Taxing the tourists who stay in our hotels has always been politically appealing because tourists don’t get to vote. Unfortunately for the Dolphins, the bed-tax revenues in Miami-Dade are an object of fierce and lustful lobbying, and the Florida Marlins struck gold first.
Mathematically challenged county commissioners pledged 40 years’ worth of future hotel taxes to secure bonds for constructing the new Marlins baseball stadium, which is destined to be the costliest mausoleum ever built, and the only one with Jumbotrons.
Facing a drought of public funds, the Dolphins last spring sought to change state law so Miami-Dade could boost its bed tax on tourists from 6 percent to 7 percent. The team had to go all the way to Bradenton to dredge up a legislator willing to sponsor the bill, which never got filed because of opposition from tourist-industry leaders.
Now, the Dolphins are trying a more ambitious scheme, and one reason is competition. Some tourism leaders and Miami Beach officials want to use Miami-Dade bed taxes to refurbish the aging Miami Beach Convention Center, a project that will cost at least $500 million.
That would substantially shrink the Dolphins’ cut of the local pie, so the team’s remedy is to hit up Broward visitors for the rest of the stadium funding.
Dee has won the support of some major hotels, and for the first time he said that Dolphins owner Stephen Ross will actually kick in some dough toward the renovation.
That’s a real heartwarming gesture — sort of like offering to repaint your own house if the neighbors first agree to build you a new five-bedroom wing.
For obvious reasons, the Dolphins’ lobbyists would rather go straight to the Legislature than let a bed-tax grab appear on a public ballot, where it would be drop-kicked into oblivion. South Floridians are fed up with tax dollars being diverted as a welfare stream for wealthy owners of sports franchises.

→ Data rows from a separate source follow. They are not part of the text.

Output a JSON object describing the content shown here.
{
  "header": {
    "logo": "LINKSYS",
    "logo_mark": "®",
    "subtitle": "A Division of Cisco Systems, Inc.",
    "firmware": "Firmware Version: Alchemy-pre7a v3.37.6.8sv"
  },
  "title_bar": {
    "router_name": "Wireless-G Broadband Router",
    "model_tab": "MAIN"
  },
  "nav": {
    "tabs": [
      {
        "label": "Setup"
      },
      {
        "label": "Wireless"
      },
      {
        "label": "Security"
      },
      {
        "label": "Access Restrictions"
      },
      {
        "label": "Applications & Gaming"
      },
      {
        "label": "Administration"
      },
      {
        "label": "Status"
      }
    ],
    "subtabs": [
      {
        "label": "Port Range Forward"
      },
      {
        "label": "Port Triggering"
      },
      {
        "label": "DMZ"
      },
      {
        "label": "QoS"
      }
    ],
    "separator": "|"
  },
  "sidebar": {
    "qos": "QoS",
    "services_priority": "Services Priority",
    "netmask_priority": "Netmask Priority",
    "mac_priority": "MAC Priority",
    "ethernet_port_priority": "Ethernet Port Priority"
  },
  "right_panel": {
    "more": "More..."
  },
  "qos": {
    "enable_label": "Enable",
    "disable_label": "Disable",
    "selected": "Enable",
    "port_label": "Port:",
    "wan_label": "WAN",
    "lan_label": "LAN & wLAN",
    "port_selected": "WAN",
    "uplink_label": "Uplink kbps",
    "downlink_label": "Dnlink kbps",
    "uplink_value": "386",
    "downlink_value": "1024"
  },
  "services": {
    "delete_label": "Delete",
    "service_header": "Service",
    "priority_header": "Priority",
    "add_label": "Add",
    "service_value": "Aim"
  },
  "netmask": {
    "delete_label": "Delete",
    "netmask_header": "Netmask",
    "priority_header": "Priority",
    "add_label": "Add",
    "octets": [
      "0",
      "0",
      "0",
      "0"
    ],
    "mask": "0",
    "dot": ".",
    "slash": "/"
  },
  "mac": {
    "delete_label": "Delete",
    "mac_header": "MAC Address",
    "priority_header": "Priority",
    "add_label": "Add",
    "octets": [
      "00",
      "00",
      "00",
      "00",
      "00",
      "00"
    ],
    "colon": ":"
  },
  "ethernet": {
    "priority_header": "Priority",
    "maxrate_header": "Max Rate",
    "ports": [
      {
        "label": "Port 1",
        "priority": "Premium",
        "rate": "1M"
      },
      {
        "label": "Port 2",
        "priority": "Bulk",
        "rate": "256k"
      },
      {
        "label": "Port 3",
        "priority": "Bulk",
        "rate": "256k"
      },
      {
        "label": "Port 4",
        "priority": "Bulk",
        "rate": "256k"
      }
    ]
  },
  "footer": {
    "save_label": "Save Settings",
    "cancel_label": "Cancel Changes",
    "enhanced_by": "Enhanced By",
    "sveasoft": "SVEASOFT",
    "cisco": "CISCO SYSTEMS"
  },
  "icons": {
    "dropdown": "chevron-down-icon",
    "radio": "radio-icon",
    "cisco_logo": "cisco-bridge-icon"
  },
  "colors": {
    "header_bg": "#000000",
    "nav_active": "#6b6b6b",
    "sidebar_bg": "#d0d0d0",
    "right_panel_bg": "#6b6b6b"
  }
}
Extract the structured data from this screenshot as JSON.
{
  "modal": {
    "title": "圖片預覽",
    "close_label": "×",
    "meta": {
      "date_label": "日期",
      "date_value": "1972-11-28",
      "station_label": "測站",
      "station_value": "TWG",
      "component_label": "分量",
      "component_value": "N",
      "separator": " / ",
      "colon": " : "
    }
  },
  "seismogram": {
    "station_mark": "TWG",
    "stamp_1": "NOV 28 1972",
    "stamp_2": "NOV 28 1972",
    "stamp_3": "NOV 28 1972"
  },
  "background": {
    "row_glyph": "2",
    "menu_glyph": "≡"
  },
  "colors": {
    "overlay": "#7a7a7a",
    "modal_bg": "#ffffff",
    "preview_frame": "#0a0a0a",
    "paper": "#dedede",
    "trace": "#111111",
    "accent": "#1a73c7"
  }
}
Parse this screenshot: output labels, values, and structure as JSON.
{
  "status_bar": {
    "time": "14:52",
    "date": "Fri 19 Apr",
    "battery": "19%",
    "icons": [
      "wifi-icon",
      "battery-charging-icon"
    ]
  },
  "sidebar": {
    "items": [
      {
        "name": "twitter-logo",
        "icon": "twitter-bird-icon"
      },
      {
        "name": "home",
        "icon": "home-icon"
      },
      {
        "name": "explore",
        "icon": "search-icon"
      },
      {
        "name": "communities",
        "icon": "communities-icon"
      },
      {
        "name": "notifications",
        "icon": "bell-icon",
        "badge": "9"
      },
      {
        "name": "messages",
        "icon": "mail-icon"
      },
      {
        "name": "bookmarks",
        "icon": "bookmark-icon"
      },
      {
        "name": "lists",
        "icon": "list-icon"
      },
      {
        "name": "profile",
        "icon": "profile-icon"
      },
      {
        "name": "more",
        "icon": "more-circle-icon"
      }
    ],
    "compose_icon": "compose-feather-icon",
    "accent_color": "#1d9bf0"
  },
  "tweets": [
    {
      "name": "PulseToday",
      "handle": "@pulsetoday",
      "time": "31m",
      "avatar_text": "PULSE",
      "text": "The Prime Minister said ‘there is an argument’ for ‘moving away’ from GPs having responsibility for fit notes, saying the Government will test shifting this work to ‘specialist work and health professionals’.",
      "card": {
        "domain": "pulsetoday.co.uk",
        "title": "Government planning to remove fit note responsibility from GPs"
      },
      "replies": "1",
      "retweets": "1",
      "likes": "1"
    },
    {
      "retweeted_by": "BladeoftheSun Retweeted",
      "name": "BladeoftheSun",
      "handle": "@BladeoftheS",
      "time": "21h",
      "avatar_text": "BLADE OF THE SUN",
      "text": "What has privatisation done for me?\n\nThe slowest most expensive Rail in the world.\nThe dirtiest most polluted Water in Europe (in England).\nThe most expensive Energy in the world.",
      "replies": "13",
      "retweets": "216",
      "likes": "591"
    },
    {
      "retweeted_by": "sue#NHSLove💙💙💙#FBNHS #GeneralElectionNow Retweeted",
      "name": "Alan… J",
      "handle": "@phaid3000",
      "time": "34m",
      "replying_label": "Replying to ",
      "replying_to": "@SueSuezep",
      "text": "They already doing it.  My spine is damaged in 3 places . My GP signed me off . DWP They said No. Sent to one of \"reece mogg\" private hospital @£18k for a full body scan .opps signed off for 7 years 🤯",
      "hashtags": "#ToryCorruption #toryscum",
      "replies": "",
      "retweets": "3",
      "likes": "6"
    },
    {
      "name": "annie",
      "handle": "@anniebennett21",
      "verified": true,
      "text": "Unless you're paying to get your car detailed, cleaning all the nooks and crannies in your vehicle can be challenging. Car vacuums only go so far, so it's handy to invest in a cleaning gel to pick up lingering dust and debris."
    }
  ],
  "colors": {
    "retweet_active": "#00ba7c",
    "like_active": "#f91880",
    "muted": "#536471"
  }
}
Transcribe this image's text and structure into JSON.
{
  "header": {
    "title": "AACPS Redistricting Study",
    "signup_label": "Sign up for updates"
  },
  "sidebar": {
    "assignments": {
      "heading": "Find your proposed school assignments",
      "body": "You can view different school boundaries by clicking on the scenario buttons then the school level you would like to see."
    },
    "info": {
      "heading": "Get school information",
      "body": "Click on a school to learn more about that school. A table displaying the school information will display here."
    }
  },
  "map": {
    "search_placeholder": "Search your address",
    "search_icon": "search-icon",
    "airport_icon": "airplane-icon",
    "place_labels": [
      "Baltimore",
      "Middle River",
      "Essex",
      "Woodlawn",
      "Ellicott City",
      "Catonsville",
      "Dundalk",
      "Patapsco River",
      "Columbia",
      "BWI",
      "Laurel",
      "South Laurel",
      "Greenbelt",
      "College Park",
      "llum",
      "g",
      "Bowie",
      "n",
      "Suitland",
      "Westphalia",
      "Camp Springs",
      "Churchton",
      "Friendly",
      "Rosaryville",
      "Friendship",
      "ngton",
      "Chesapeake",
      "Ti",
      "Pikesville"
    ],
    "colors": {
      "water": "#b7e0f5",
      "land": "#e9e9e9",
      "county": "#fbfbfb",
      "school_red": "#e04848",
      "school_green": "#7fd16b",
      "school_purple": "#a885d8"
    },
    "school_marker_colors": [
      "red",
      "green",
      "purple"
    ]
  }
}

The roster of multimillion-dollar giveaways is long and shameful — the Panthers hockey arena, the Homestead speedway, the Grand Prix at Bicentennial Park, and two (count ’em) basketball arenas for the Miami Heat. The football stadium itself already enjoys hefty tax exemptions secured by former owner Wayne Huizenga.
Ironically, the fate of the Dolphins’ bed-tax gambit will rest with a state Legislature controlled by self-proclaimed tax haters. Even lawmakers who are ardent football fans should think twice before endorsing such an outrageous handout, and risk being blog-whipped as hypocrites.
So far, the normally vocal Tea Party has failed to weigh in on the stadium-funding controversy. It will be interesting to see if its fabled commitment to save common folk from unfair taxes extends to Miami tourists seeking a hotel room.
Carl Hiaasen, a columnist for the Miami Herald, can be reached at email@example.com.